If a record holds a picture, drop the picture and return the rest of the record word for word.
BEGIN
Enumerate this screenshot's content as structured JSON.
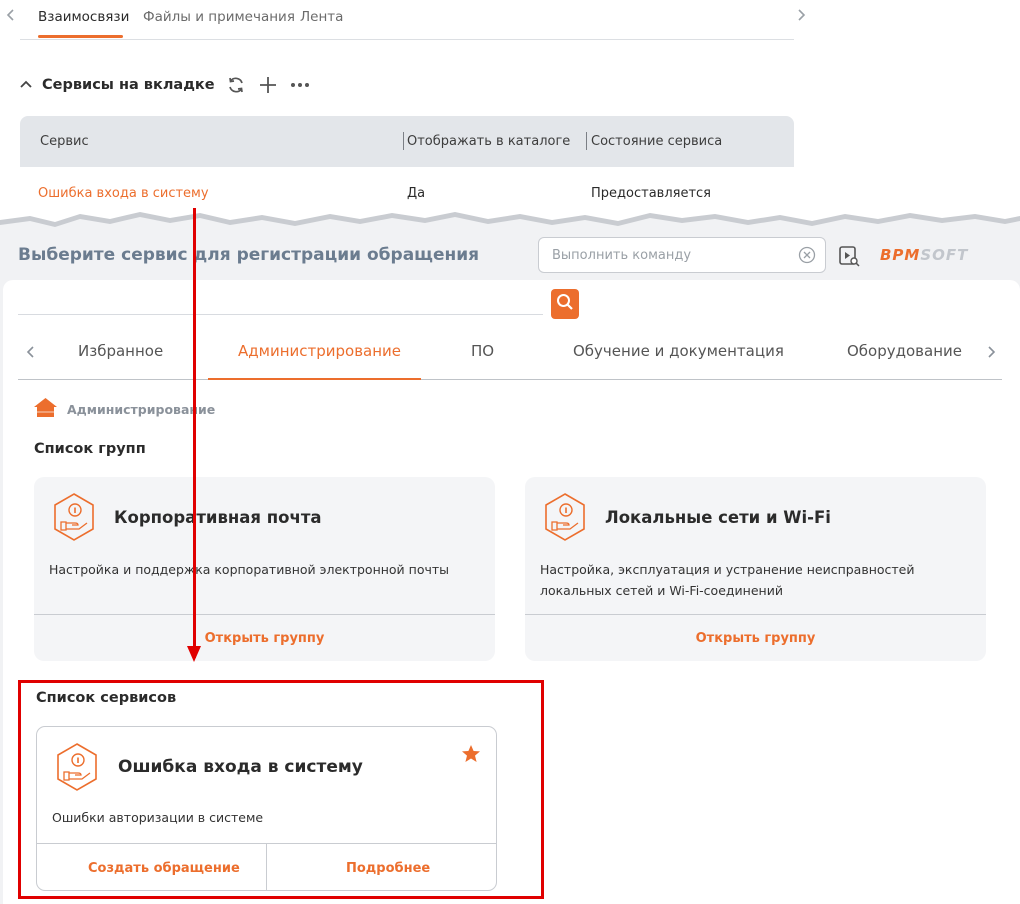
{
  "top_tabs": [
    {
      "label": "Взаимосвязи",
      "active": true
    },
    {
      "label": "Файлы и примечания",
      "active": false
    },
    {
      "label": "Лента",
      "active": false
    }
  ],
  "services_section": {
    "title": "Сервисы на вкладке",
    "columns": [
      "Сервис",
      "Отображать в каталоге",
      "Состояние сервиса"
    ],
    "rows": [
      {
        "service": "Ошибка входа в систему",
        "show_in_catalog": "Да",
        "status": "Предоставляется"
      }
    ]
  },
  "portal": {
    "title": "Выберите сервис для регистрации обращения",
    "command_placeholder": "Выполнить команду",
    "logo_text_a": "BPM",
    "logo_text_b": "SOFT",
    "categories": [
      {
        "label": "Избранное",
        "active": false
      },
      {
        "label": "Администрирование",
        "active": true
      },
      {
        "label": "ПО",
        "active": false
      },
      {
        "label": "Обучение и документация",
        "active": false
      },
      {
        "label": "Оборудование",
        "active": false
      }
    ],
    "breadcrumb": "Администрирование",
    "groups_heading": "Список групп",
    "groups": [
      {
        "title": "Корпоративная почта",
        "description": "Настройка и поддержка корпоративной электронной почты",
        "action": "Открыть группу"
      },
      {
        "title": "Локальные сети и Wi-Fi",
        "description": "Настройка, эксплуатация и устранение неисправностей локальных сетей и Wi-Fi-соединений",
        "action": "Открыть группу"
      }
    ],
    "services_heading": "Список сервисов",
    "service_card": {
      "title": "Ошибка входа в систему",
      "description": "Ошибки авторизации в системе",
      "favorite": true,
      "primary_action": "Создать обращение",
      "secondary_action": "Подробнее"
    }
  },
  "colors": {
    "accent": "#ec6e2d",
    "highlight": "#e00000",
    "portal_title": "#6b7c8f"
  },
  "icons": [
    "chevron-left-icon",
    "chevron-right-icon",
    "chevron-up-icon",
    "refresh-icon",
    "plus-icon",
    "more-icon",
    "clear-icon",
    "video-search-icon",
    "search-icon",
    "home-icon",
    "service-info-icon",
    "star-icon"
  ]
}
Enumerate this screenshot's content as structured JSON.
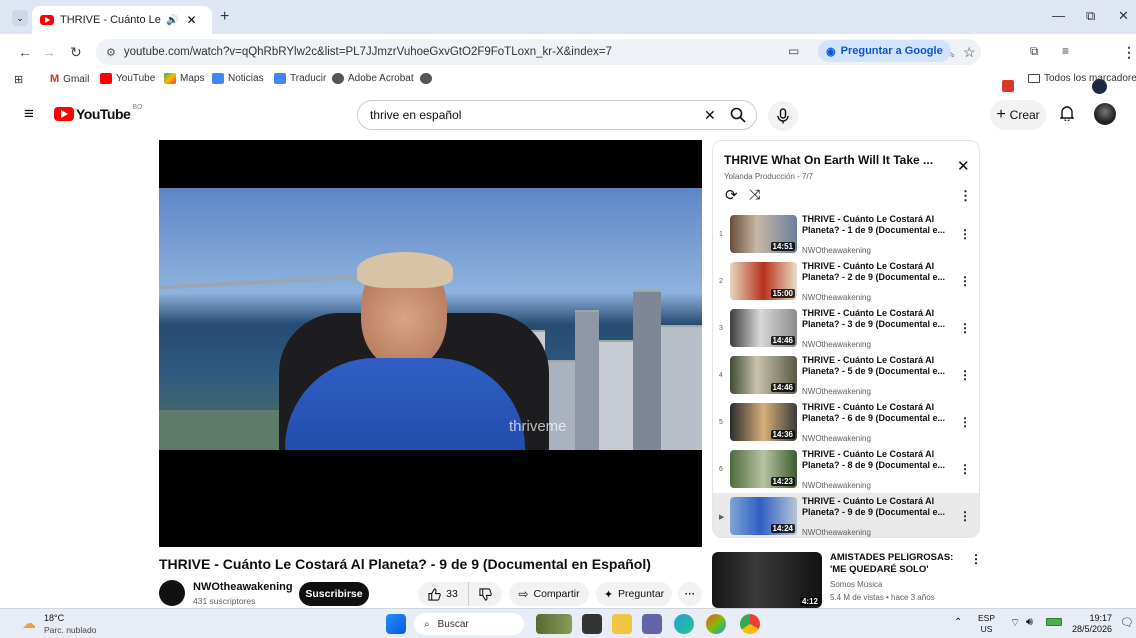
{
  "browser": {
    "tab": {
      "title": "THRIVE - Cuánto Le Costará",
      "sound": "🔊",
      "close": "✕"
    },
    "new_tab": "+",
    "window_controls": {
      "minimize": "—",
      "restore": "⧉",
      "close": "✕"
    },
    "url": "youtube.com/watch?v=qQhRbRYlw2c&list=PL7JJmzrVuhoeGxvGtO2F9FoTLoxn_kr-X&index=7",
    "ask_google": "Preguntar a Google"
  },
  "bookmarks": {
    "items": [
      "Gmail",
      "YouTube",
      "Maps",
      "Noticias",
      "Traducir",
      "Adobe Acrobat"
    ],
    "all_bookmarks": "Todos los marcadores"
  },
  "youtube": {
    "logo": "YouTube",
    "logo_country": "BO",
    "search_value": "thrive en español",
    "search_clear": "✕",
    "create_label": "Crear"
  },
  "video": {
    "title": "THRIVE - Cuánto Le Costará Al Planeta? - 9 de 9 (Documental en Español)",
    "watermark": "thriveme",
    "channel": "NWOtheawakening",
    "subscribers": "431 suscriptores",
    "subscribe_label": "Suscribirse",
    "likes": "33",
    "share_label": "Compartir",
    "ask_label": "Preguntar",
    "more": "···"
  },
  "playlist": {
    "title": "THRIVE What On Earth Will It Take ...",
    "subtitle": "Yolanda Producción - 7/7",
    "items": [
      {
        "num": "1",
        "title": "THRIVE - Cuánto Le Costará Al Planeta? - 1 de 9 (Documental e...",
        "channel": "NWOtheawakening",
        "duration": "14:51"
      },
      {
        "num": "2",
        "title": "THRIVE - Cuánto Le Costará Al Planeta? - 2 de 9 (Documental e...",
        "channel": "NWOtheawakening",
        "duration": "15:00"
      },
      {
        "num": "3",
        "title": "THRIVE - Cuánto Le Costará Al Planeta? - 3 de 9 (Documental e...",
        "channel": "NWOtheawakening",
        "duration": "14:46"
      },
      {
        "num": "4",
        "title": "THRIVE - Cuánto Le Costará Al Planeta? - 5 de 9 (Documental e...",
        "channel": "NWOtheawakening",
        "duration": "14:46"
      },
      {
        "num": "5",
        "title": "THRIVE - Cuánto Le Costará Al Planeta? - 6 de 9 (Documental e...",
        "channel": "NWOtheawakening",
        "duration": "14:36"
      },
      {
        "num": "6",
        "title": "THRIVE - Cuánto Le Costará Al Planeta? - 8 de 9 (Documental e...",
        "channel": "NWOtheawakening",
        "duration": "14:23"
      },
      {
        "num": "▶",
        "title": "THRIVE - Cuánto Le Costará Al Planeta? - 9 de 9 (Documental e...",
        "channel": "NWOtheawakening",
        "duration": "14:24"
      }
    ]
  },
  "recommended": {
    "title": "AMISTADES PELIGROSAS: 'ME QUEDARÉ SOLO'",
    "channel": "Somos Música",
    "meta": "5.4 M de vistas • hace 3 años",
    "duration": "4:12"
  },
  "taskbar": {
    "temp": "18°C",
    "weather": "Parc. nublado",
    "search": "Buscar",
    "lang_top": "ESP",
    "lang_bottom": "US",
    "time": "19:17",
    "date": "28/5/2026"
  }
}
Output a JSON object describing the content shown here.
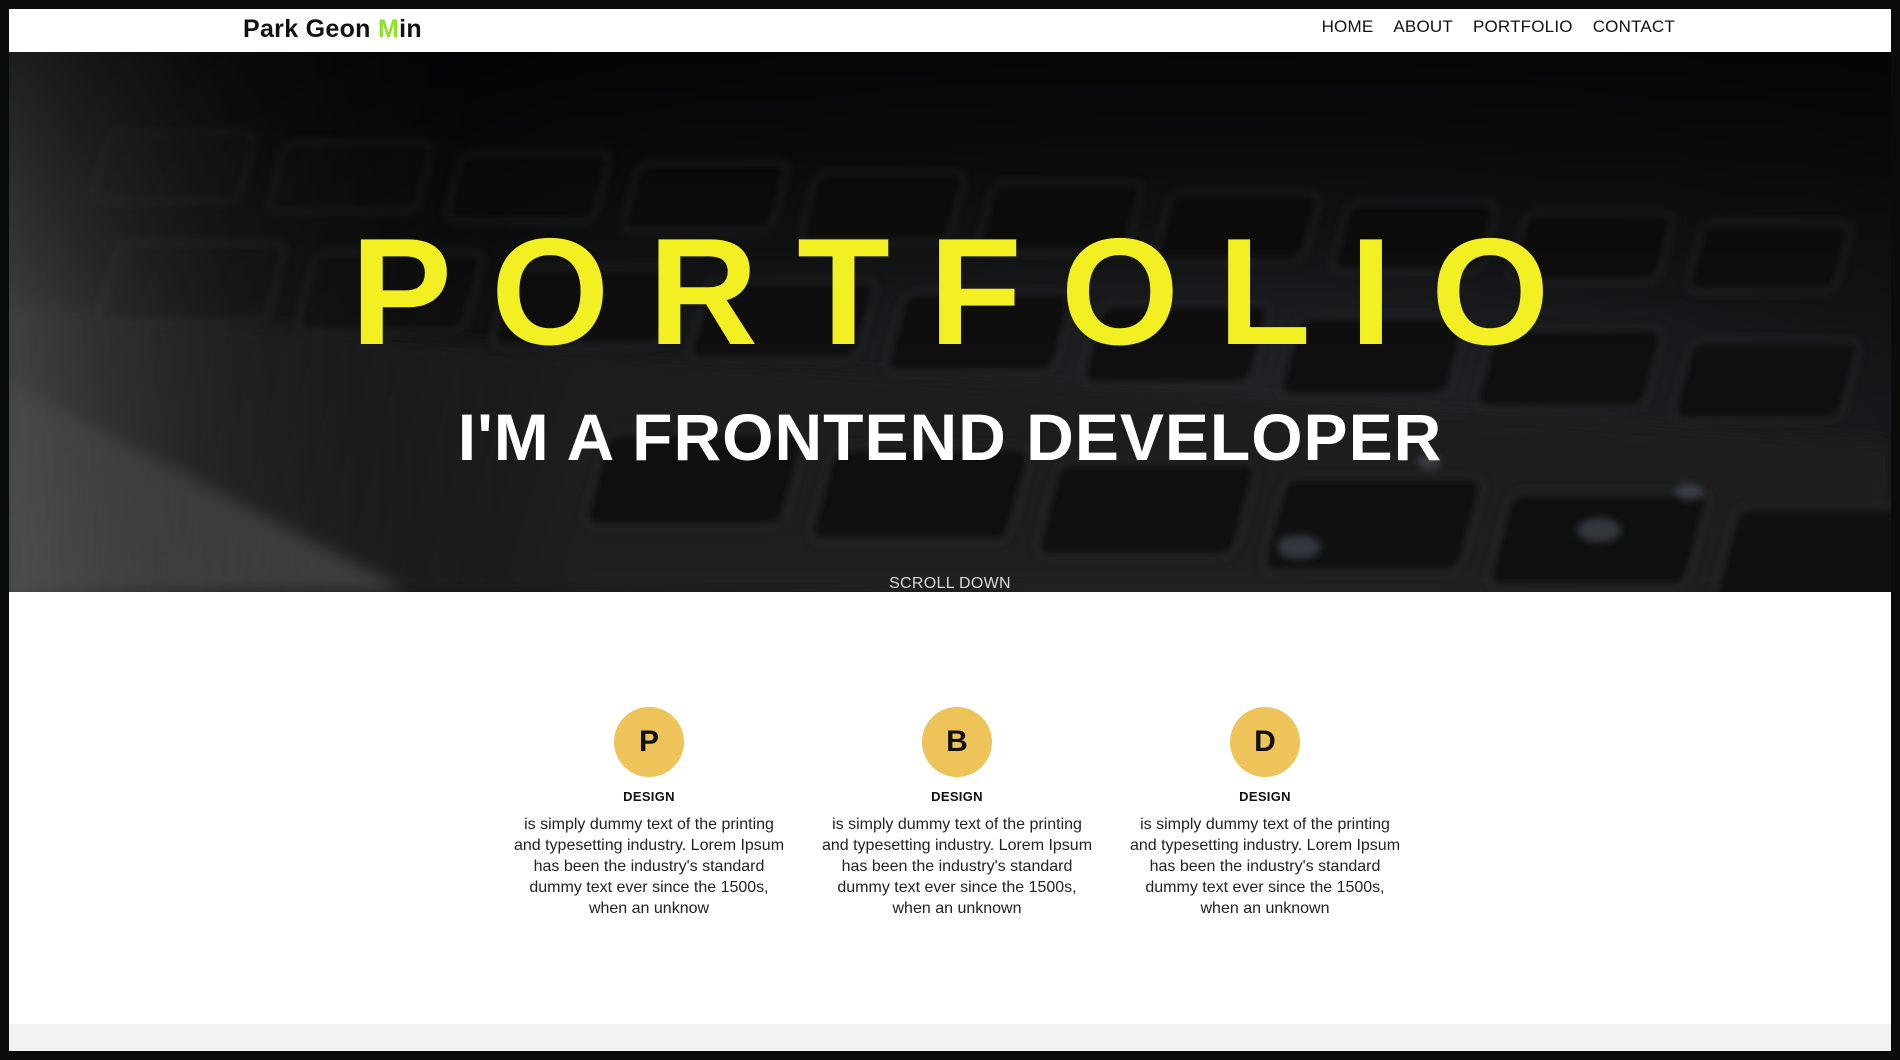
{
  "nav": {
    "logo_main": "Park Geon ",
    "logo_accent": "M",
    "logo_tail": "in",
    "items": [
      {
        "label": "HOME"
      },
      {
        "label": "ABOUT"
      },
      {
        "label": "PORTFOLIO"
      },
      {
        "label": "CONTACT"
      }
    ]
  },
  "hero": {
    "title": "PORTFOLIO",
    "subtitle": "I'M A FRONTEND DEVELOPER",
    "scroll_label": "SCROLL DOWN"
  },
  "features": [
    {
      "letter": "P",
      "title": "DESIGN",
      "text": "is simply dummy text of the printing and typesetting industry. Lorem Ipsum has been the industry's standard dummy text ever since the 1500s, when an unknow"
    },
    {
      "letter": "B",
      "title": "DESIGN",
      "text": "is simply dummy text of the printing and typesetting industry. Lorem Ipsum has been the industry's standard dummy text ever since the 1500s, when an unknown"
    },
    {
      "letter": "D",
      "title": "DESIGN",
      "text": "is simply dummy text of the printing and typesetting industry. Lorem Ipsum has been the industry's standard dummy text ever since the 1500s, when an unknown"
    }
  ],
  "colors": {
    "accent_logo": "#8ee02b",
    "hero_title": "#f2ef23",
    "circle": "#eec35a"
  }
}
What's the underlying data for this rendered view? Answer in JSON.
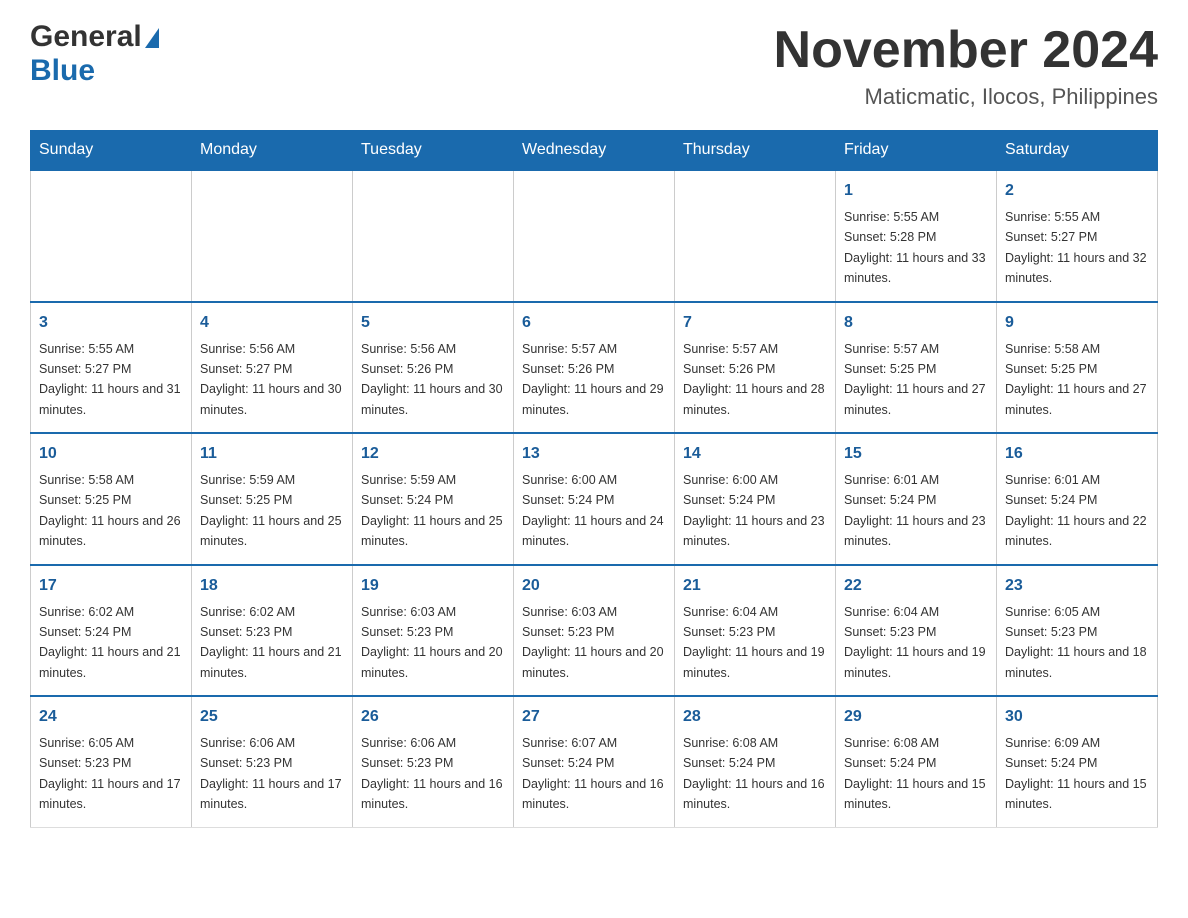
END
SOLUTION FOR THIS TASK:
Enumerate this screenshot's content as structured JSON.
{
  "top_tabs": [
    {
      "label": "Взаимосвязи",
      "active": true
    },
    {
      "label": "Файлы и примечания",
      "active": false
    },
    {
      "label": "Лента",
      "active": false
    }
  ],
  "services_section": {
    "title": "Сервисы на вкладке",
    "columns": [
      "Сервис",
      "Отображать в каталоге",
      "Состояние сервиса"
    ],
    "rows": [
      {
        "service": "Ошибка входа в систему",
        "show_in_catalog": "Да",
        "status": "Предоставляется"
      }
    ]
  },
  "portal": {
    "title": "Выберите сервис для регистрации обращения",
    "command_placeholder": "Выполнить команду",
    "logo_text_a": "BPM",
    "logo_text_b": "SOFT",
    "categories": [
      {
        "label": "Избранное",
        "active": false
      },
      {
        "label": "Администрирование",
        "active": true
      },
      {
        "label": "ПО",
        "active": false
      },
      {
        "label": "Обучение и документация",
        "active": false
      },
      {
        "label": "Оборудование",
        "active": false
      }
    ],
    "breadcrumb": "Администрирование",
    "groups_heading": "Список групп",
    "groups": [
      {
        "title": "Корпоративная почта",
        "description": "Настройка и поддержка корпоративной электронной почты",
        "action": "Открыть группу"
      },
      {
        "title": "Локальные сети и Wi-Fi",
        "description": "Настройка, эксплуатация и устранение неисправностей локальных сетей и Wi-Fi-соединений",
        "action": "Открыть группу"
      }
    ],
    "services_heading": "Список сервисов",
    "service_card": {
      "title": "Ошибка входа в систему",
      "description": "Ошибки авторизации в системе",
      "favorite": true,
      "primary_action": "Создать обращение",
      "secondary_action": "Подробнее"
    }
  },
  "colors": {
    "accent": "#ec6e2d",
    "highlight": "#e00000",
    "portal_title": "#6b7c8f"
  },
  "icons": [
    "chevron-left-icon",
    "chevron-right-icon",
    "chevron-up-icon",
    "refresh-icon",
    "plus-icon",
    "more-icon",
    "clear-icon",
    "video-search-icon",
    "search-icon",
    "home-icon",
    "service-info-icon",
    "star-icon"
  ]
}
Enumerate this screenshot's content as structured JSON.
{
  "browser": {
    "tab": {
      "title": "THRIVE - Cuánto Le Costará",
      "sound": "🔊",
      "close": "✕"
    },
    "new_tab": "+",
    "window_controls": {
      "minimize": "—",
      "restore": "⧉",
      "close": "✕"
    },
    "url": "youtube.com/watch?v=qQhRbRYlw2c&list=PL7JJmzrVuhoeGxvGtO2F9FoTLoxn_kr-X&index=7",
    "ask_google": "Preguntar a Google"
  },
  "bookmarks": {
    "items": [
      "Gmail",
      "YouTube",
      "Maps",
      "Noticias",
      "Traducir",
      "Adobe Acrobat"
    ],
    "all_bookmarks": "Todos los marcadores"
  },
  "youtube": {
    "logo": "YouTube",
    "logo_country": "BO",
    "search_value": "thrive en español",
    "search_clear": "✕",
    "create_label": "Crear"
  },
  "video": {
    "title": "THRIVE - Cuánto Le Costará Al Planeta? - 9 de 9 (Documental en Español)",
    "watermark": "thriveme",
    "channel": "NWOtheawakening",
    "subscribers": "431 suscriptores",
    "subscribe_label": "Suscribirse",
    "likes": "33",
    "share_label": "Compartir",
    "ask_label": "Preguntar",
    "more": "···"
  },
  "playlist": {
    "title": "THRIVE What On Earth Will It Take ...",
    "subtitle": "Yolanda Producción - 7/7",
    "items": [
      {
        "num": "1",
        "title": "THRIVE - Cuánto Le Costará Al Planeta? - 1 de 9 (Documental e...",
        "channel": "NWOtheawakening",
        "duration": "14:51"
      },
      {
        "num": "2",
        "title": "THRIVE - Cuánto Le Costará Al Planeta? - 2 de 9 (Documental e...",
        "channel": "NWOtheawakening",
        "duration": "15:00"
      },
      {
        "num": "3",
        "title": "THRIVE - Cuánto Le Costará Al Planeta? - 3 de 9 (Documental e...",
        "channel": "NWOtheawakening",
        "duration": "14:46"
      },
      {
        "num": "4",
        "title": "THRIVE - Cuánto Le Costará Al Planeta? - 5 de 9 (Documental e...",
        "channel": "NWOtheawakening",
        "duration": "14:46"
      },
      {
        "num": "5",
        "title": "THRIVE - Cuánto Le Costará Al Planeta? - 6 de 9 (Documental e...",
        "channel": "NWOtheawakening",
        "duration": "14:36"
      },
      {
        "num": "6",
        "title": "THRIVE - Cuánto Le Costará Al Planeta? - 8 de 9 (Documental e...",
        "channel": "NWOtheawakening",
        "duration": "14:23"
      },
      {
        "num": "▶",
        "title": "THRIVE - Cuánto Le Costará Al Planeta? - 9 de 9 (Documental e...",
        "channel": "NWOtheawakening",
        "duration": "14:24"
      }
    ]
  },
  "recommended": {
    "title": "AMISTADES PELIGROSAS: 'ME QUEDARÉ SOLO'",
    "channel": "Somos Música",
    "meta": "5.4 M de vistas • hace 3 años",
    "duration": "4:12"
  },
  "taskbar": {
    "temp": "18°C",
    "weather": "Parc. nublado",
    "search": "Buscar",
    "lang_top": "ESP",
    "lang_bottom": "US",
    "time": "19:17",
    "date": "28/5/2026"
  }
}
Output a JSON object describing the content shown here.
{
  "nav": {
    "logo_main": "Park Geon ",
    "logo_accent": "M",
    "logo_tail": "in",
    "items": [
      {
        "label": "HOME"
      },
      {
        "label": "ABOUT"
      },
      {
        "label": "PORTFOLIO"
      },
      {
        "label": "CONTACT"
      }
    ]
  },
  "hero": {
    "title": "PORTFOLIO",
    "subtitle": "I'M A FRONTEND DEVELOPER",
    "scroll_label": "SCROLL DOWN"
  },
  "features": [
    {
      "letter": "P",
      "title": "DESIGN",
      "text": "is simply dummy text of the printing and typesetting industry. Lorem Ipsum has been the industry's standard dummy text ever since the 1500s, when an unknow"
    },
    {
      "letter": "B",
      "title": "DESIGN",
      "text": "is simply dummy text of the printing and typesetting industry. Lorem Ipsum has been the industry's standard dummy text ever since the 1500s, when an unknown"
    },
    {
      "letter": "D",
      "title": "DESIGN",
      "text": "is simply dummy text of the printing and typesetting industry. Lorem Ipsum has been the industry's standard dummy text ever since the 1500s, when an unknown"
    }
  ],
  "colors": {
    "accent_logo": "#8ee02b",
    "hero_title": "#f2ef23",
    "circle": "#eec35a"
  }
}
What's the underlying data for this rendered view? Answer in JSON.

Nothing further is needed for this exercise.